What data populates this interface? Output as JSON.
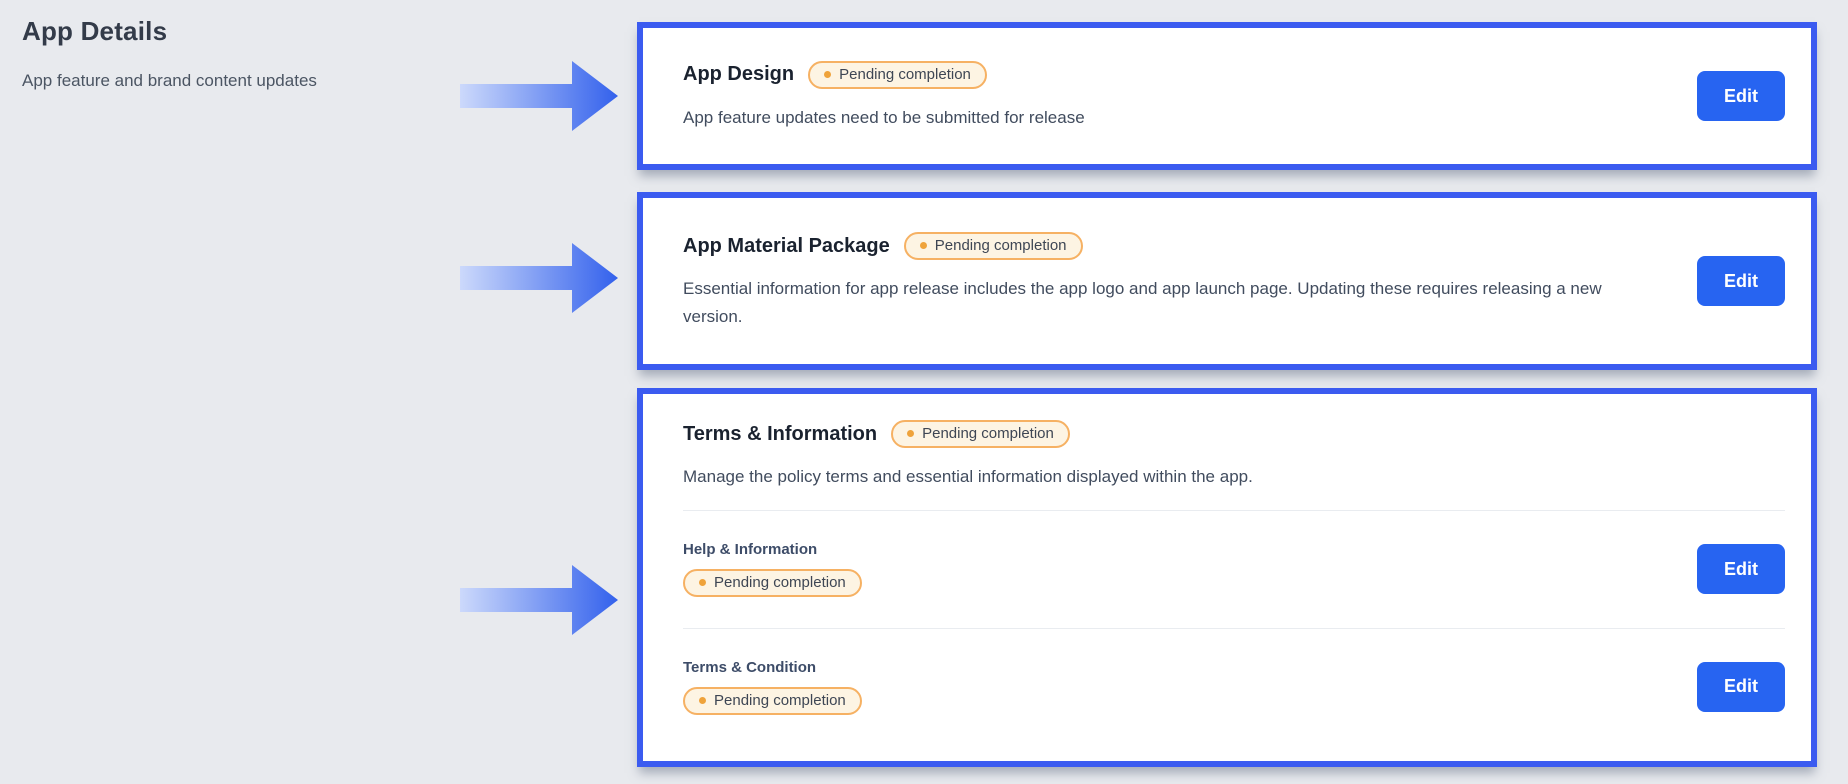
{
  "page": {
    "title": "App Details",
    "subtitle": "App feature and brand content updates"
  },
  "cards": [
    {
      "title": "App Design",
      "badge": "Pending completion",
      "description": "App feature updates need to be submitted for release",
      "edit_label": "Edit"
    },
    {
      "title": "App Material Package",
      "badge": "Pending completion",
      "description": "Essential information for app release includes the app logo and app launch page. Updating these requires releasing a new version.",
      "edit_label": "Edit"
    },
    {
      "title": "Terms & Information",
      "badge": "Pending completion",
      "description": "Manage the policy terms and essential information displayed within the app.",
      "sub_items": [
        {
          "label": "Help & Information",
          "badge": "Pending completion",
          "edit_label": "Edit"
        },
        {
          "label": "Terms & Condition",
          "badge": "Pending completion",
          "edit_label": "Edit"
        }
      ]
    }
  ],
  "icons": {
    "arrow_right": "→",
    "status_dot": "•"
  },
  "colors": {
    "page_background": "#e8eaee",
    "highlight_border_blue": "#3b5bf0",
    "edit_button_blue": "#2764f1",
    "badge_border_orange": "#f6b163",
    "badge_background": "#fdf4e3",
    "badge_dot_orange": "#efa33b",
    "arrow_gradient_start": "#ccd9fb",
    "arrow_gradient_end": "#3361ec"
  }
}
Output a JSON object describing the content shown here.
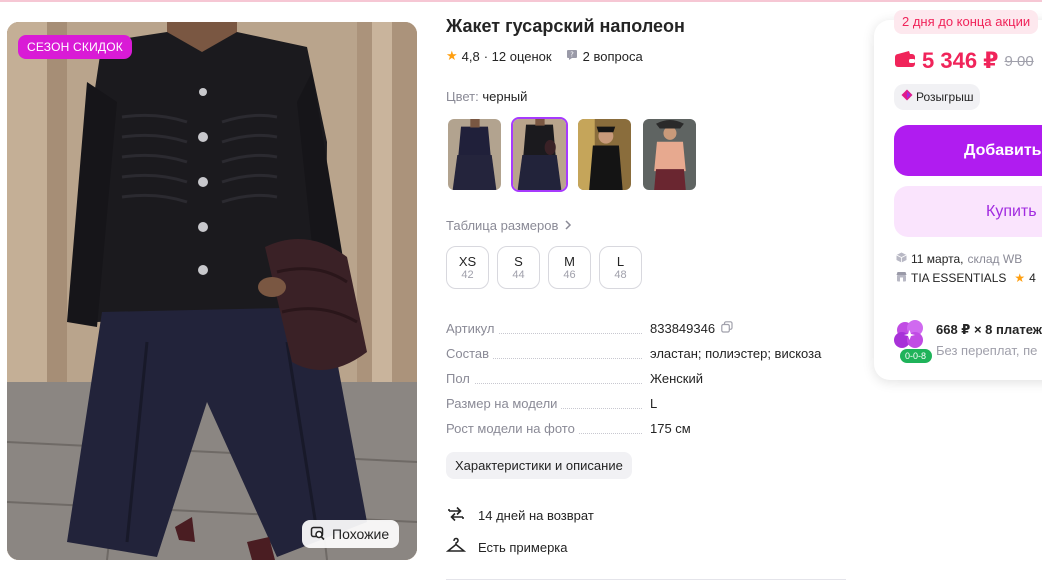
{
  "product": {
    "title": "Жакет гусарский наполеон",
    "rating": "4,8",
    "reviews": "· 12 оценок",
    "questions": "2 вопроса",
    "color_label": "Цвет:",
    "color_value": "черный"
  },
  "gallery": {
    "promo_badge": "СЕЗОН СКИДОК",
    "similar_button": "Похожие"
  },
  "size_table_link": "Таблица размеров",
  "sizes": [
    {
      "size": "XS",
      "ru": "42"
    },
    {
      "size": "S",
      "ru": "44"
    },
    {
      "size": "M",
      "ru": "46"
    },
    {
      "size": "L",
      "ru": "48"
    }
  ],
  "specs": [
    {
      "key": "Артикул",
      "value": "833849346"
    },
    {
      "key": "Состав",
      "value": "эластан; полиэстер; вискоза"
    },
    {
      "key": "Пол",
      "value": "Женский"
    },
    {
      "key": "Размер на модели",
      "value": "L"
    },
    {
      "key": "Рост модели на фото",
      "value": "175 см"
    }
  ],
  "description_button": "Характеристики и описание",
  "features": {
    "return": "14 дней на возврат",
    "fitting": "Есть примерка"
  },
  "purchase": {
    "deadline": "2 дня до конца акции",
    "price": "5 346 ₽",
    "old_price": "9 00",
    "raffle": "Розыгрыш",
    "add_button": "Добавить",
    "buy_button": "Купить",
    "delivery_date": "11 марта,",
    "delivery_warehouse": "склад WB",
    "seller": "TIA ESSENTIALS",
    "seller_rating": "4",
    "installment_title": "668 ₽ × 8 платеж",
    "installment_sub": "Без переплат, пе",
    "installment_badge": "0-0-8"
  },
  "colors": {
    "accent": "#a73afd",
    "price": "#f0245a",
    "promo": "#d91bd6",
    "primary_button": "#b01cf0"
  }
}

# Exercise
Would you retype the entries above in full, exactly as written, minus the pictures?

# Written answer
What data populates this interface? Output as JSON.
{
  "page": {
    "title": "App Details",
    "subtitle": "App feature and brand content updates"
  },
  "cards": [
    {
      "title": "App Design",
      "badge": "Pending completion",
      "description": "App feature updates need to be submitted for release",
      "edit_label": "Edit"
    },
    {
      "title": "App Material Package",
      "badge": "Pending completion",
      "description": "Essential information for app release includes the app logo and app launch page. Updating these requires releasing a new version.",
      "edit_label": "Edit"
    },
    {
      "title": "Terms & Information",
      "badge": "Pending completion",
      "description": "Manage the policy terms and essential information displayed within the app.",
      "sub_items": [
        {
          "label": "Help & Information",
          "badge": "Pending completion",
          "edit_label": "Edit"
        },
        {
          "label": "Terms & Condition",
          "badge": "Pending completion",
          "edit_label": "Edit"
        }
      ]
    }
  ],
  "icons": {
    "arrow_right": "→",
    "status_dot": "•"
  },
  "colors": {
    "page_background": "#e8eaee",
    "highlight_border_blue": "#3b5bf0",
    "edit_button_blue": "#2764f1",
    "badge_border_orange": "#f6b163",
    "badge_background": "#fdf4e3",
    "badge_dot_orange": "#efa33b",
    "arrow_gradient_start": "#ccd9fb",
    "arrow_gradient_end": "#3361ec"
  }
}
Output a JSON object describing the content shown here.
{
  "product": {
    "title": "Жакет гусарский наполеон",
    "rating": "4,8",
    "reviews": "· 12 оценок",
    "questions": "2 вопроса",
    "color_label": "Цвет:",
    "color_value": "черный"
  },
  "gallery": {
    "promo_badge": "СЕЗОН СКИДОК",
    "similar_button": "Похожие"
  },
  "size_table_link": "Таблица размеров",
  "sizes": [
    {
      "size": "XS",
      "ru": "42"
    },
    {
      "size": "S",
      "ru": "44"
    },
    {
      "size": "M",
      "ru": "46"
    },
    {
      "size": "L",
      "ru": "48"
    }
  ],
  "specs": [
    {
      "key": "Артикул",
      "value": "833849346"
    },
    {
      "key": "Состав",
      "value": "эластан; полиэстер; вискоза"
    },
    {
      "key": "Пол",
      "value": "Женский"
    },
    {
      "key": "Размер на модели",
      "value": "L"
    },
    {
      "key": "Рост модели на фото",
      "value": "175 см"
    }
  ],
  "description_button": "Характеристики и описание",
  "features": {
    "return": "14 дней на возврат",
    "fitting": "Есть примерка"
  },
  "purchase": {
    "deadline": "2 дня до конца акции",
    "price": "5 346 ₽",
    "old_price": "9 00",
    "raffle": "Розыгрыш",
    "add_button": "Добавить",
    "buy_button": "Купить",
    "delivery_date": "11 марта,",
    "delivery_warehouse": "склад WB",
    "seller": "TIA ESSENTIALS",
    "seller_rating": "4",
    "installment_title": "668 ₽ × 8 платеж",
    "installment_sub": "Без переплат, пе",
    "installment_badge": "0-0-8"
  },
  "colors": {
    "accent": "#a73afd",
    "price": "#f0245a",
    "promo": "#d91bd6",
    "primary_button": "#b01cf0"
  }
}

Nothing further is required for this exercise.